    - Richard Henry Dana Jr., Two Years Before the Mast, ch. 14

    September 6, 2008

  • "... a piece of iron, about two feet in length and four inches square at its largest end, the other end is furnished with a hole, and bolted through the partners of the capstan; in this position it traverses round the bolt, and pawls the capstan, which it prevents from turning back, when it is employed to heave in the cable or hawsers; thus, they say, 'Heave a pawl!" that is, heave a little more for the pawls to get hold of the welps."

    Falconer's New Universal Dictionary of the Marine (1816), 335

    October 11, 2008

  • "Your ceaseless search finishes here,"

    Declared the lovestruck engineer.

    "I will be your all,

    Your passion’s pawl;

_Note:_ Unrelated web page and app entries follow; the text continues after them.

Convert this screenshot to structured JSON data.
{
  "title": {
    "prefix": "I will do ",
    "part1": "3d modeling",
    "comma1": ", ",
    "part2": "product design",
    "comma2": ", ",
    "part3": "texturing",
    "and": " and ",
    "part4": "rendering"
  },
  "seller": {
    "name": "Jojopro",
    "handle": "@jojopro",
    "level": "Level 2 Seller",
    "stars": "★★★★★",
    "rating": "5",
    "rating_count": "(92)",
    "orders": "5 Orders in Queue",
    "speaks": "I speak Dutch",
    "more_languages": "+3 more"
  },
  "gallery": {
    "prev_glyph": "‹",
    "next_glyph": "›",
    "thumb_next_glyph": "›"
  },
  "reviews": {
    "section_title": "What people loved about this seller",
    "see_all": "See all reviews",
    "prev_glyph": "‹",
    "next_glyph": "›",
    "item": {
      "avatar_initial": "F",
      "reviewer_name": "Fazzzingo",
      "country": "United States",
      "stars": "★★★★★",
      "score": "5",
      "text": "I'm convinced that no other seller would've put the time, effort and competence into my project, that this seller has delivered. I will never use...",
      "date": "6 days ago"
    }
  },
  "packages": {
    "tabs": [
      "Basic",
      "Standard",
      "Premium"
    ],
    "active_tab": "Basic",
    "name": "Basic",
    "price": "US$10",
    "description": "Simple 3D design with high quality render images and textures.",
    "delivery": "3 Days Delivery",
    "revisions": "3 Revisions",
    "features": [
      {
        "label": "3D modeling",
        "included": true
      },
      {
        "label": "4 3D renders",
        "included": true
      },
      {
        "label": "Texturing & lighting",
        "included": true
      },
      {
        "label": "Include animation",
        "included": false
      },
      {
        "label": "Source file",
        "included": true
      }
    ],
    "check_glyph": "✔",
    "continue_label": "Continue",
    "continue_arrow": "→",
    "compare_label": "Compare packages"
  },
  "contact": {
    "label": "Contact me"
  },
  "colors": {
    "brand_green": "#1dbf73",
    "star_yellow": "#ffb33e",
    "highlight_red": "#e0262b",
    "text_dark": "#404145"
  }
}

    My thrusts will brake your spinning gear."

    March 3, 2015